Sitting in the bus, I kept thinking about… ambitions. Good? Not so good?
Amazingly, in the first words of today’s 2nd reading, Paul tells the Corinthians to be… ambitious!
« Be ambitious for the higher gifts. » (1 Cor.12:31)
So, this is what makes ambitions good or not so good: what we aim at, what we strive for. When people speak of ambitions, they often think in terms of wealth, reputation, influence, success in different areas of their personal and social life. Yet, often when they reach the goal they had set for themselves in any of those areas, they do not feel satisfied. Something is still missing. Perhaps it is because they have not attain what Paul calls « the higher gifts. » And Paul adds: « I am going to show you a way that is better. »
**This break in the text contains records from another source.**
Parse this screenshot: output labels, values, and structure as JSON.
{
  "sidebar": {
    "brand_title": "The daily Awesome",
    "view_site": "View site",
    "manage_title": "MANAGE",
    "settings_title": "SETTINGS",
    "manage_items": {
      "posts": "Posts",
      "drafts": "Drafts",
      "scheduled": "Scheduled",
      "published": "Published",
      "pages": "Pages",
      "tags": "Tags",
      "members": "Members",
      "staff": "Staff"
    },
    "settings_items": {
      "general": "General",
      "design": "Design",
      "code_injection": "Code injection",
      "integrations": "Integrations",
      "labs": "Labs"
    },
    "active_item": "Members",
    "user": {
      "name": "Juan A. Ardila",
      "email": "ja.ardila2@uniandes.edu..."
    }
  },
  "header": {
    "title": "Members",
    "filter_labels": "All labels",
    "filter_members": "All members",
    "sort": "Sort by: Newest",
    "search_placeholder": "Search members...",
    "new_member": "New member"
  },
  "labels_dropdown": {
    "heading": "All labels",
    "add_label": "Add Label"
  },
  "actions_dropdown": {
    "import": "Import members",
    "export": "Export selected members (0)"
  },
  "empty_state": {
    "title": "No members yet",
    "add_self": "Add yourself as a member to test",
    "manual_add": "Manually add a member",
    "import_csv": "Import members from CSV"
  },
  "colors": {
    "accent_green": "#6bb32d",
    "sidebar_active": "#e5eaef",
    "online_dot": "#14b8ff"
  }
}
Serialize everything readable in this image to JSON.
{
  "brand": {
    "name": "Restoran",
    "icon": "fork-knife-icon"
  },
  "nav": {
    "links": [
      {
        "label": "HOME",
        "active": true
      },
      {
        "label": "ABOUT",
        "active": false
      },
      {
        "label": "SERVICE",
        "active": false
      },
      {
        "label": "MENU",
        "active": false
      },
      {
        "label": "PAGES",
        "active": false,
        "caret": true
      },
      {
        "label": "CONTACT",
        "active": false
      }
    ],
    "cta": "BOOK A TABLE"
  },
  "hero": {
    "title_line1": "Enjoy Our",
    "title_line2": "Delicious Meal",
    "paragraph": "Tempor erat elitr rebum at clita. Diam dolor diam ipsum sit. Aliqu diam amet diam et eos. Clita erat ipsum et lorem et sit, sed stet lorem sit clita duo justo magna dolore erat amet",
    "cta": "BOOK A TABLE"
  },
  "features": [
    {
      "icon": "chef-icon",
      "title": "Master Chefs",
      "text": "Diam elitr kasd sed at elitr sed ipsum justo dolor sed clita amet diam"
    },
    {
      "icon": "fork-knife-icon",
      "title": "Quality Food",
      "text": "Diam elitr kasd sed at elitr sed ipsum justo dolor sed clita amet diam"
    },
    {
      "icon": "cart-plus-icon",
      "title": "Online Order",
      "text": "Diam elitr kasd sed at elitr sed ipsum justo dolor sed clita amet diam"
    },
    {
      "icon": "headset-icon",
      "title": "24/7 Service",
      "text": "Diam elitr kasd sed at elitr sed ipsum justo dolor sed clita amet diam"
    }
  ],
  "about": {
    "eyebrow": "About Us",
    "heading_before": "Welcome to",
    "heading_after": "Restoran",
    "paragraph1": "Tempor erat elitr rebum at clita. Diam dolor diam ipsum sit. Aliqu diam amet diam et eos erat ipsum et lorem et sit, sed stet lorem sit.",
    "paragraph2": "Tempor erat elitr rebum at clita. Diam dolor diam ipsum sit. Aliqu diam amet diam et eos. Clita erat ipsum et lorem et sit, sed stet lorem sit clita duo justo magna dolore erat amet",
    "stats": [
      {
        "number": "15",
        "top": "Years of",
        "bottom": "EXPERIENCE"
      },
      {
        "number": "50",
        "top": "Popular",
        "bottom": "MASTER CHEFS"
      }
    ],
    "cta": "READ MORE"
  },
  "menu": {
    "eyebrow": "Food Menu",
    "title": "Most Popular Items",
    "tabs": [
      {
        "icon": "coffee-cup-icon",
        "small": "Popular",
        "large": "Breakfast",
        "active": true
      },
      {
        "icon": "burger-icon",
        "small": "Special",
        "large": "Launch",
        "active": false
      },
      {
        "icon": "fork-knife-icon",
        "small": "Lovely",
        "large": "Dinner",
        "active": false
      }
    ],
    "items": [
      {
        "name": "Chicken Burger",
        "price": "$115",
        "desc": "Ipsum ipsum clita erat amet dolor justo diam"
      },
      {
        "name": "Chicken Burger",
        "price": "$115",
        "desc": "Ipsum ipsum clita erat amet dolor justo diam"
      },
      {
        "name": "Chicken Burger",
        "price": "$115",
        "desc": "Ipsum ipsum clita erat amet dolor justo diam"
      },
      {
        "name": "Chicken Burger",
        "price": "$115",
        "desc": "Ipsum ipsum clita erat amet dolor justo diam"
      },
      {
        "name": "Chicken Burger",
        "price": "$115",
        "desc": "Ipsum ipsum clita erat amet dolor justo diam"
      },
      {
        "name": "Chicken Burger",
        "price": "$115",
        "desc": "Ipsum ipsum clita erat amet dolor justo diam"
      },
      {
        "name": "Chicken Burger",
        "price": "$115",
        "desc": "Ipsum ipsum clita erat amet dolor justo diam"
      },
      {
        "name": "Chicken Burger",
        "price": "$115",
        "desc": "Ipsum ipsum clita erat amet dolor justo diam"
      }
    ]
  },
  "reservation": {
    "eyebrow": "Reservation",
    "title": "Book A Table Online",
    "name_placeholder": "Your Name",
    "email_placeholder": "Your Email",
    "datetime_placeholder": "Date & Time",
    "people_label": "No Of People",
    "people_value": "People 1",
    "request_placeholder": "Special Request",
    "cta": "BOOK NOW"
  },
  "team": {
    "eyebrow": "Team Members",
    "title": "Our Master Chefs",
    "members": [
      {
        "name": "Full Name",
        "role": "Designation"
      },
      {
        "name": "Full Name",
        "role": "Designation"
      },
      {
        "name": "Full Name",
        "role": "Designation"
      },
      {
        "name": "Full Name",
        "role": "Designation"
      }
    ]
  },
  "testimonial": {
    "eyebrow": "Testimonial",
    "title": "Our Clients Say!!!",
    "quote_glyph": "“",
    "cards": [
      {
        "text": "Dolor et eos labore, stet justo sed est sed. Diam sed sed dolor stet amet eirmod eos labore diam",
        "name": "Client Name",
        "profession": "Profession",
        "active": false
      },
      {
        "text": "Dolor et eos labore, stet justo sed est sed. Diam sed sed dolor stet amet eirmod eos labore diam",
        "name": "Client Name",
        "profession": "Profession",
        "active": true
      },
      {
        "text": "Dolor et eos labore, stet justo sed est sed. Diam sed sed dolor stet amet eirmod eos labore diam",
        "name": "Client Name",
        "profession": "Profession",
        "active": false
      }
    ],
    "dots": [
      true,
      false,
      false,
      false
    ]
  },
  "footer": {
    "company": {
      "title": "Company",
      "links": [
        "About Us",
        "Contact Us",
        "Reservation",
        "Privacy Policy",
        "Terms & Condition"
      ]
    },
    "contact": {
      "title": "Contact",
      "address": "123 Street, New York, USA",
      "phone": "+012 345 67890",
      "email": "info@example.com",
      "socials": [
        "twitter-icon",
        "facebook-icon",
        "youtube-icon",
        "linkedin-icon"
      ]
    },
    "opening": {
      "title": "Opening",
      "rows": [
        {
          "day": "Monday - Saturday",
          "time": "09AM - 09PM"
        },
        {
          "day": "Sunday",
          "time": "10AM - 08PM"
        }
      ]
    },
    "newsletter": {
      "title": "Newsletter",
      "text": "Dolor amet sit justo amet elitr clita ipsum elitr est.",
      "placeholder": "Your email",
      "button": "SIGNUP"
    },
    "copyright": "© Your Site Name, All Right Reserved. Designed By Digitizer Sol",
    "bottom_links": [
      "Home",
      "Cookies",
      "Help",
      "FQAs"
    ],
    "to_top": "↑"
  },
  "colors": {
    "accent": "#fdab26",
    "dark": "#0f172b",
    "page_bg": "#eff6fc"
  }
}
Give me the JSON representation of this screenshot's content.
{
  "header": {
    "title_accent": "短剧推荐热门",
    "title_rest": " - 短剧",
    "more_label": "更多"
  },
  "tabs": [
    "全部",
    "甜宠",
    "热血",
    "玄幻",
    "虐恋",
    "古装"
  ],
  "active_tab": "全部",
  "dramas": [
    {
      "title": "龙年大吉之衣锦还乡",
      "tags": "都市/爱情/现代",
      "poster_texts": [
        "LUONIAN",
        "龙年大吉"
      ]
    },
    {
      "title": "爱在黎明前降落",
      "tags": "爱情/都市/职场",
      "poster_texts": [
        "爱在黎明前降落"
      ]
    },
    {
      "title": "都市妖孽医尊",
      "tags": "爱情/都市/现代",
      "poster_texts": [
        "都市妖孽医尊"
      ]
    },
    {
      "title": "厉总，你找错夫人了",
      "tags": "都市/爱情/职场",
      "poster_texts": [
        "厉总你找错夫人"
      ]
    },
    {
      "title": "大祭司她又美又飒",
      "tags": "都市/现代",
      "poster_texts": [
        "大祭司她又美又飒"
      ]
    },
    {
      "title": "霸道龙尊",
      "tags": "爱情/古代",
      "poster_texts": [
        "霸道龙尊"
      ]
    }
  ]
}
Did you notice that, in the illustration here, the word ambition is used in the singular – one can think of ONE over-riding ambition, a goal of a special kind which is worth leaving all the rest – like all the unused letters around the word ‘ambition’. Paul tells us very clearly what is the one thing we should try to achieve – we are to LOVE.
If there is one word which is used and over-used it is this small word ‘love’! You will hear people say: « I love this film. » « I love ice cream. » « I love walking in the woods. » « I love it when you say: ‘I love you’! » But to make sure we are not mistaking the kind of love expected from us, we are given a description of it: it « is always patient and kind, never jealous, never boastful or conceited, never rude or selfish; it does not take offence and it is not resentful. It delights in the truth; it is always ready to excuse, to trust, to hope and to endure whatever comes. » So this is the way we are to be ambitious.
But I must admit that, every time I come across this text, I feel like saying: ‘Lord, I’ll never manage that!’ And every time too, I am gently reminded that I am not expected to manage this on my own. The One asking us to live in this way is ready to enable us to do so…